Rubio sees hypocrisy in CVS, pot
© Getty Images

Sen. Marco RubioMarco Antonio RubioSenate Dems petition Saudi king to release dissidents, US citizen Dem senator wants Trump to extend immigration protections to Venezuelans Juan Williams: Don't rule out impeaching Trump MORE (R-Fla.) on Wednesday criticized people who applaud CVS Caremark for dropping tobacco sales — but applaud efforts to make marijuana sales legal.

In a message on Twitter, Rubio suggested there's a contradiction in applauding CVS on tobacco while cheering the legalization of pot.

Rubio's comments suggest he sees it as hypocritical to support both positions.

His comments seemed to be aimed at Democrats in particular, who have applauded CVS’s decision throughout the day. Democrats, in general, have been more open to marijuana legalization than their Republican counterparts as well.

Rubio’s comments came after CVS, the nation’s second largest pharmacy, announced it would discontinue selling cigarettes, cigars and chewing tobacco in its stores in order to bolster its reputation as a healthcare provider.

President Obama applauded the decision earlier Wednesday, saying it sets a powerful example in helping to reduce smoking-related deaths from cancer and heart disease.

Obama is a former smoker who quit the habit after settling into the White House. He has admitted to using marijuana as well as a younger man and has expressed a willingness to let marijuana legalization go forward in some states.

In a recent interview with The New Yorker, he said he viewed his youthful pot smoking as “a bad habit and a vice, not very different from the cigarettes that I smoked as a young person up through a big chunk of my adult life.”

He added that he did not think it is more dangerous than alcohol, but has told his daughters it is a waste of time and not very healthy.

In the same interview, he said it was important to let legalization go though in some states to avoid unfair penalties for users, including the disproportionate number of arrests of minorities caught with drugs.

Last year, the Justice Department told Washington and Colorado — the two states that have legalized the drug — it would not take action to have the laws overturned, while also maintaining it would not prioritize prosecution of recreational use.

Rubio has been an opponent of legalization but has expressed openness to a Florida state ballot initiative to legalize the use of the drug for medical purposes.
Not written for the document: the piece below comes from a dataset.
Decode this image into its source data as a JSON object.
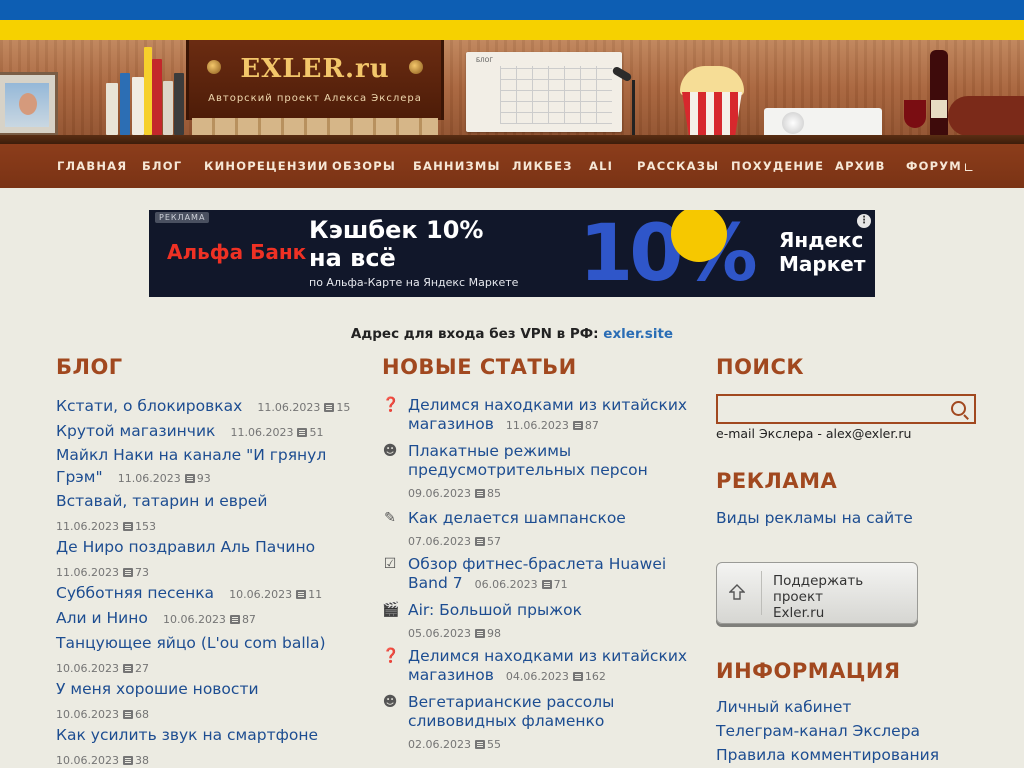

“I have qualms about that proposal, I really do, but I probably need to learn more about it,” Rubio said in an interview last month. “The broader issue of whether we should be legalizing it is something I'm pretty firm about. I don’t think legalizing marijuana or even decriminalizing it is the right decision for our country."